I called someone and said, ‘did you hear.’ The love felt in that room, the sense of community and reconnection too, buzzed in my mind on that ride home. It was mingled with disorientation, rather than personal mourning. In the following days, whenever I had a moment, I consumed everything Bowie in a way I had not before: songs, videos, articles and books. Documentary clips were particularly interesting, including interviews with a young Davey Jones found himself after being raised by his mother. Then I heard the new release which I might have otherwise dismissed out of hand if he was alive—a remarkable eerie posthumous note to the world produced as Bowie privately faced death. After that, everything Bowie was new and my world was ready to bend, crack, crumble and melt. The powerful moment to embrace life was in the air during that wedding and the bride and groom and others beheld it without being exactly aware of the meaning that song would take on.
Then so much confusing news unfolded for the rest of 2016. Shooters and defensive gun-toters, bad cops, fake news, and bad candidates including the victorious one. A self-proclaimed greed-is-good “king” was born with the roar of the ignorant masses and the helping hand of an enemy state. It was the kind of year that inspires the odd Bowie lyric, “visions of swastikas in my head,” written by Ziggy Stardust’s doppelganger. And, the year piled on so many beloved others, passing before our eyes, both famous and unknown.

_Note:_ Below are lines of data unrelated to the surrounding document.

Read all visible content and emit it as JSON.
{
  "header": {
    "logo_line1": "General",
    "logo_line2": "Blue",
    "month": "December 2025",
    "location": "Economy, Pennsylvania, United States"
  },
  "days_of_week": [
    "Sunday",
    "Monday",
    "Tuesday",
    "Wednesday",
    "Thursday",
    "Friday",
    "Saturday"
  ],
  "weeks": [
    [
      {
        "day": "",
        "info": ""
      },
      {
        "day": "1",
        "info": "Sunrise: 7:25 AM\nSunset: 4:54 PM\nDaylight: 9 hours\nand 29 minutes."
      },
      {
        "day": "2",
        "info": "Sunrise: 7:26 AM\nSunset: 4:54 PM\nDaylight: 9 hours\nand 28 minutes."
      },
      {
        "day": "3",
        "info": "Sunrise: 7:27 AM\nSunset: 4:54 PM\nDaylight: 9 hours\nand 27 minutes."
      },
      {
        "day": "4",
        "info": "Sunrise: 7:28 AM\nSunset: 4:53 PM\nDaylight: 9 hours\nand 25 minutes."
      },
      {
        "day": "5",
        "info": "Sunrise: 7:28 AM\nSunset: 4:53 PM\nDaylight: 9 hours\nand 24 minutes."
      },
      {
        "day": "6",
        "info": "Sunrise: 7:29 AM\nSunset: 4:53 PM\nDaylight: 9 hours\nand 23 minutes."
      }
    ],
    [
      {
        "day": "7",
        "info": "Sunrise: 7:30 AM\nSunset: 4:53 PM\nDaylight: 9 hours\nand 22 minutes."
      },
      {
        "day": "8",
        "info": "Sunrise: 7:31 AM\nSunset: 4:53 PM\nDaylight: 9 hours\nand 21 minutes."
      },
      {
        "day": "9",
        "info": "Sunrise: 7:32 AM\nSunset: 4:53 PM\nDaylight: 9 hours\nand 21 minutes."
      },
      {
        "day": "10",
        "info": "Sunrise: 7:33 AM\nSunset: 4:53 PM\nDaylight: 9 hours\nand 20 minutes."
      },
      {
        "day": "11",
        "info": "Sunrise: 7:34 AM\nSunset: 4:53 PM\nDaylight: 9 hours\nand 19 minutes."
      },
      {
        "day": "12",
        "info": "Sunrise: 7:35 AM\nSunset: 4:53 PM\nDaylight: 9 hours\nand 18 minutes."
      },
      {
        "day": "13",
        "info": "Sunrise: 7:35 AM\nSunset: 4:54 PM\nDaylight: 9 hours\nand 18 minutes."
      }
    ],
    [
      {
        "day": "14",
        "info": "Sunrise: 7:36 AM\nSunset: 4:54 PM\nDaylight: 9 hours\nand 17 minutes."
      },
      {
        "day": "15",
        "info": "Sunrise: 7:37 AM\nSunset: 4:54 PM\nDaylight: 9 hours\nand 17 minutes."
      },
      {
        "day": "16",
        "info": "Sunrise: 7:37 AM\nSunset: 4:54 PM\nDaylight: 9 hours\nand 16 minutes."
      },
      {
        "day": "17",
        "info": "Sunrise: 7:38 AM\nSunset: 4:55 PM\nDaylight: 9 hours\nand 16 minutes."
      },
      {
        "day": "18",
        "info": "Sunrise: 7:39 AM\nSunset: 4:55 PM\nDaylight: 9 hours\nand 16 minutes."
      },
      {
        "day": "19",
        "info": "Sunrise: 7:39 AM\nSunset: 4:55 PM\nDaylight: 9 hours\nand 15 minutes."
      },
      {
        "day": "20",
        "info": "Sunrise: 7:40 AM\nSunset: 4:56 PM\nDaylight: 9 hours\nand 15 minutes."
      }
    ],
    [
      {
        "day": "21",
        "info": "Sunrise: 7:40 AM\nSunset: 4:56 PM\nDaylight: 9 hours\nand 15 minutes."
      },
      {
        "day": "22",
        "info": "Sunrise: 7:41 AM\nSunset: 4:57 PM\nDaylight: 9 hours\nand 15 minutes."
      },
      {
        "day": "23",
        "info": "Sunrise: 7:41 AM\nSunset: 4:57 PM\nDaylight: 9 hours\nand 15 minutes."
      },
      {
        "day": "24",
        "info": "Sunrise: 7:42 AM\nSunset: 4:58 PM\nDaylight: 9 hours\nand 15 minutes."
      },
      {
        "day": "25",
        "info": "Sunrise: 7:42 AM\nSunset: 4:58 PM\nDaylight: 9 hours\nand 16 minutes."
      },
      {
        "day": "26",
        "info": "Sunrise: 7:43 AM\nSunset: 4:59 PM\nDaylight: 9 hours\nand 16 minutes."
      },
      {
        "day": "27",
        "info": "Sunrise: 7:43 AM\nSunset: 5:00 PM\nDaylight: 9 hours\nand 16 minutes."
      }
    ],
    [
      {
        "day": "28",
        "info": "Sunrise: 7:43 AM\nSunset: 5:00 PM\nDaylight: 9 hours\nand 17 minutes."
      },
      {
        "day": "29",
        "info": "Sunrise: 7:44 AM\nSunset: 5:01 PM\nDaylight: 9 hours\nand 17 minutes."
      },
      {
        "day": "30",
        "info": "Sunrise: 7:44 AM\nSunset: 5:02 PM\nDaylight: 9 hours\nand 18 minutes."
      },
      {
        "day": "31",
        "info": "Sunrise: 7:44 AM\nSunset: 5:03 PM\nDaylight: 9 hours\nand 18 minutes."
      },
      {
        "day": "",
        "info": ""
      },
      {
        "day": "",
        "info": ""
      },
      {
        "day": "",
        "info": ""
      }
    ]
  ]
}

We are sensitive souls to all this noise. It drowned out our former dull sense of reality, but for me everything starts with the spirit of this song, a wedding song, a goodbye song, a song of strength, a clear reflection of an unclear, distant hope. Starman sung at a wedding was an unwitting beacon for the future “us” with lower case letters. With the chiming and grooving of “Starman” I can better see the unknown world stewing.
“There's a starman waiting in the sky / He's told us not to blow it / Cause he knows it's all worthwhile…”
I am not declaring Starman the best Bowie song or the only Bowie song. Bowie’s best work created a third eye and spoken from the great beyond and beyond the shiny veneer and subsequent slick tracks, he grappled with something greater.
Even as I write this, I am not even sure I can declare that Starman was the only song to speak from the grave in 2016. There are two clear contenders--Leonard Cohen (“You Want it Darker”) and Mose Allison (Everybody’s Cryin’ Mercy (When They Don’t Know The Meaning of the Word))--who give Bowie a run for his money. They seem to be saying things to us in hindsight that can haunt and strengthen us or simply make us smirk about and deal with this new environment. Nevertheless, we live in a post-Bowie world now, where our future vision must be something bigger. It’s steeped in a social pact, built on love and appreciation of the nearly-elusive moments.
Moments like little starmen: they’d like to come and meet us but they think they’d blow our minds.
(Thanks to Mike Ruekberg, Sarah Cohen, Mike Datz and (for the perfect photo) Jill Bartlett)